Research institute the Gauteng City-Region Observatory’s (GCRO’s) Quality of Life (QoL) Survey for 2020/21 finds that the quality of life in the province decreased considerably since the previous study; however, this must be understood in the context of the pandemic.
The GCRO is a partnership between the Gauteng provincial government, the University of the Witwatersrand, the University of Johannesburg and organised local government in Gauteng.
The GCRO has run the QoL survey every two years since 2009.
The latest survey, the sixth iteration, was launched during a virtual event on September 9. The theme of this survey’s launch is the ‘Human side of the Data’.
These results provide new insight into the overall wellbeing and quality of life of residents of Gauteng in late 2020 and early 2021. The GCRO defines quality of life broadly and looks below the surface of how Gauteng residents live, to understand their experiences, perceptions and challenges.
The findings cover a range of components shaping overall quality of life, including the direct impacts of the Covid-19 pandemic, economic and psychosocial conditions, socio-political attitudes and beliefs and satisfaction with government.
It considers living conditions, socioeconomic circumstances, self-reported health and well-being, psychosocial attitudes and beliefs about and perceptions of government, service delivery and local challenges.
“There is no doubt that 2020 and 2021 will go down in the history of the world as an extraordinary period. The results of the survey reflect the mood of a city-region confronted by a new, uncertain and challenging social and economic reality brought about by the pandemic,” GCRO executive director Rashid Seedat said during the launch.
The final QoL 2020/21 dataset records the lived experiences of 13 616 of Gauteng’s residents. Seedat highlighted that this meant that it covers a wide sample range of the province’s population.

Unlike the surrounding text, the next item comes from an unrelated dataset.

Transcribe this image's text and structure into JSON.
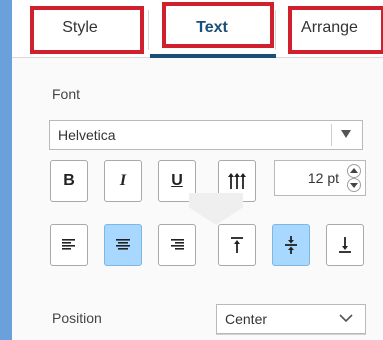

Participants were randomly sampled in each ward of the province, which includes 529 wards with at least 20 interviews in each. Data was collected by a team of dedicated fieldworkers from October 2020 to May the year.
Starting just five months after the country’s hard lockdown in March 2020, data collection spanned the second peak of Covid-19 infections early in the year and varying levels of lockdown.

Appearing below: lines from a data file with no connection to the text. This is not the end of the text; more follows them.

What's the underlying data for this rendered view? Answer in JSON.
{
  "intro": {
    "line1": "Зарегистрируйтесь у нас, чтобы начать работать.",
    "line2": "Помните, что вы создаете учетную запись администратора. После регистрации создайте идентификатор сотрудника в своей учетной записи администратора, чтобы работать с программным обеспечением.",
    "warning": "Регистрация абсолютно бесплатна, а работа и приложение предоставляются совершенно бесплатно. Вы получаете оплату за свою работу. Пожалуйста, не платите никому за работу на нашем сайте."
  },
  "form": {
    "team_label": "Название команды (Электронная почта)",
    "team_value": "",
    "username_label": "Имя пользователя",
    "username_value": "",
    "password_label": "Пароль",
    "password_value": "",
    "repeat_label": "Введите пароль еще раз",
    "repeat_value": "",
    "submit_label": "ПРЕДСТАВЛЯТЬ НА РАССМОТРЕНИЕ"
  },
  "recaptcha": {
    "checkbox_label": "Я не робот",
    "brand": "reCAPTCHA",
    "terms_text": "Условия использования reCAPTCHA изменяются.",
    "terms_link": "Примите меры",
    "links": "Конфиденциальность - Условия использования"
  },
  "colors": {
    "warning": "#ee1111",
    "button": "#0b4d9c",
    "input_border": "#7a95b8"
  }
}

The QoL 2020/21 Survey balanced questions used in previous survey iterations with new content. New content included the impact of Covid-19, social mobility and experiences of violence. The project explored the quality of life for Gauteng residents across 12 major themes.
The findings show an overall QoL Index score of 61 out of 100. This represents a substantial decline from 64 out of 100 in the previous survey, conducted in 2017/18.
Other key findings from the survey include that the economic impacts of the pandemic are extreme, with many respondents reporting a reduction in salaries and working hours, as well as job losses.
Grants and social support, however, have provided some crucial protection to the most vulnerable.
However, in general, the most advantaged have experienced the least economic fallout, while black African respondents and those with lower levels of education have been hit hardest. The pandemic appears to have driven lower-income households into poverty, the survey indicates.
Moreover, it finds that inequality between income groups remains significant, which has had considerable socioeconomic impacts. Also, the steady decrease in poverty levels over time has been reversed, which was highlighted as concerning, as several years of progress have been erased.
Moreover, in terms of the social fabric, the data shows evidence of substantial, and growing, psycho-social distress.
Levels of crime are high, and issues of safety and security are of great concern to residents. While there was some decrease in crime levels, the perception of crime levels did not decrease, it was indicated during the launch.
Residents of the province are also exposed to high levels of violence in their lives. Over half of adults report experiencing physical or sexual abuse before the age of 18.
One in five men have experienced physical violence over the past year and 5% of women have experienced intimate partner violence.
Self-reported health has worsened and a higher proportion of respondents are at high risk of depression, showing some decline in mental health.
On a more positive note, there is also evidence of a strengthening social fabric, particularly at local levels, and even growing tolerance. However, positive shifts are not evenly distributed across the population.
In terms of service delivery, the survey indicates that there is relative stability in the delivery of many basic services, and relatively high satisfaction with government’s response to Covid-19.
However, many residents feel let down, even abandoned, by government. Government satisfaction has been deeply, negatively affected.
The QoL 2020/21 data highlights an overall decrease in well-being since 2017/18. This decrease is seen across almost all of the seven dimensions of the QoL Index, with the most substantial reductions in the dimensions of governance and socioeconomic status.
While QoL Index scores have fallen for all population groups, black Africans are the only population group whose scores have fallen below 2013/14 levels.
“While we cannot demonstrate causality, our longitudinal data enable us to assess where shifts in responses have coincided with the arrival of the pandemic, and where they are a continuation of trends pre-dating the pandemic,” said Seedat.
Along with the third peak in Covid-19 infections, the violence, looting and arson that occurred in Gauteng and KwaZulu-Natal in early July took place following the completion of data collection. The impact of these events is, therefore, not reflected in the survey results.
“However, we are conscious that they will have further impacted the experiences, perceptions and beliefs of Gauteng residents,” noted Seedat.